Instructions for the task: Return all the lines below exactly as written. Drop every picture.

START Record excerpts

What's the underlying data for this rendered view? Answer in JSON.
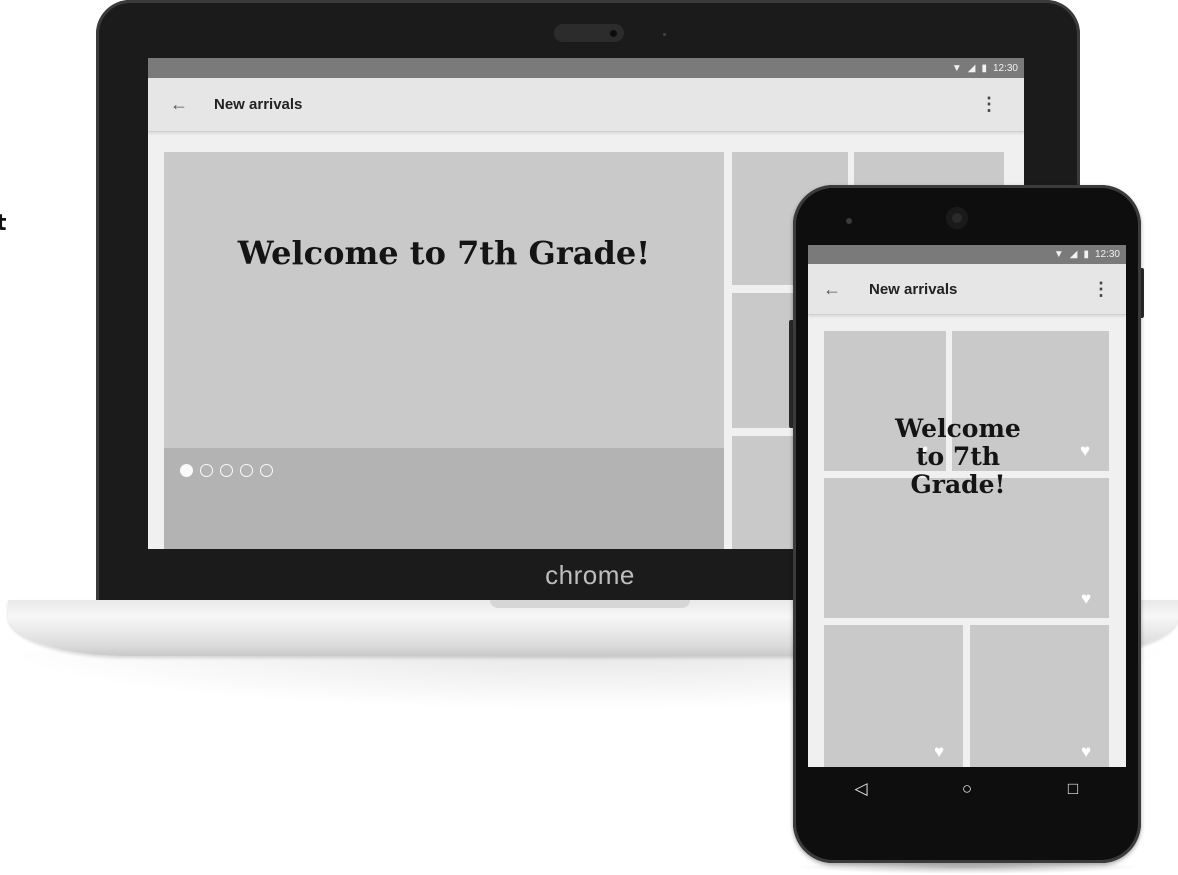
{
  "left_fragment": "t",
  "laptop": {
    "brand": "chrome",
    "status_time": "12:30",
    "toolbar": {
      "back_icon": "←",
      "title": "New arrivals",
      "menu_icon": "⋮"
    },
    "hero": {
      "title": "Welcome to 7th Grade!",
      "slides": 5,
      "active_slide": 1
    }
  },
  "phone": {
    "status_time": "12:30",
    "toolbar": {
      "back_icon": "←",
      "title": "New arrivals",
      "menu_icon": "⋮"
    },
    "hero": {
      "title_line1": "Welcome",
      "title_line2": "to 7th",
      "title_line3": "Grade!"
    },
    "nav": {
      "back_icon": "◁",
      "home_icon": "○",
      "recents_icon": "□"
    }
  },
  "icons": {
    "wifi": "▼",
    "signal": "◢",
    "battery": "▮",
    "heart": "♥"
  },
  "colors": {
    "status_bar": "#7a7a7a",
    "toolbar": "#e6e6e6",
    "tile": "#c9c9c9",
    "hero_footer": "#b3b3b3",
    "device_body": "#1b1b1b"
  }
}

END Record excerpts

Your solution:
What's the underlying data for this rendered view? Answer in JSON.
{
  "left_fragment": "t",
  "laptop": {
    "brand": "chrome",
    "status_time": "12:30",
    "toolbar": {
      "back_icon": "←",
      "title": "New arrivals",
      "menu_icon": "⋮"
    },
    "hero": {
      "title": "Welcome to 7th Grade!",
      "slides": 5,
      "active_slide": 1
    }
  },
  "phone": {
    "status_time": "12:30",
    "toolbar": {
      "back_icon": "←",
      "title": "New arrivals",
      "menu_icon": "⋮"
    },
    "hero": {
      "title_line1": "Welcome",
      "title_line2": "to 7th",
      "title_line3": "Grade!"
    },
    "nav": {
      "back_icon": "◁",
      "home_icon": "○",
      "recents_icon": "□"
    }
  },
  "icons": {
    "wifi": "▼",
    "signal": "◢",
    "battery": "▮",
    "heart": "♥"
  },
  "colors": {
    "status_bar": "#7a7a7a",
    "toolbar": "#e6e6e6",
    "tile": "#c9c9c9",
    "hero_footer": "#b3b3b3",
    "device_body": "#1b1b1b"
  }
}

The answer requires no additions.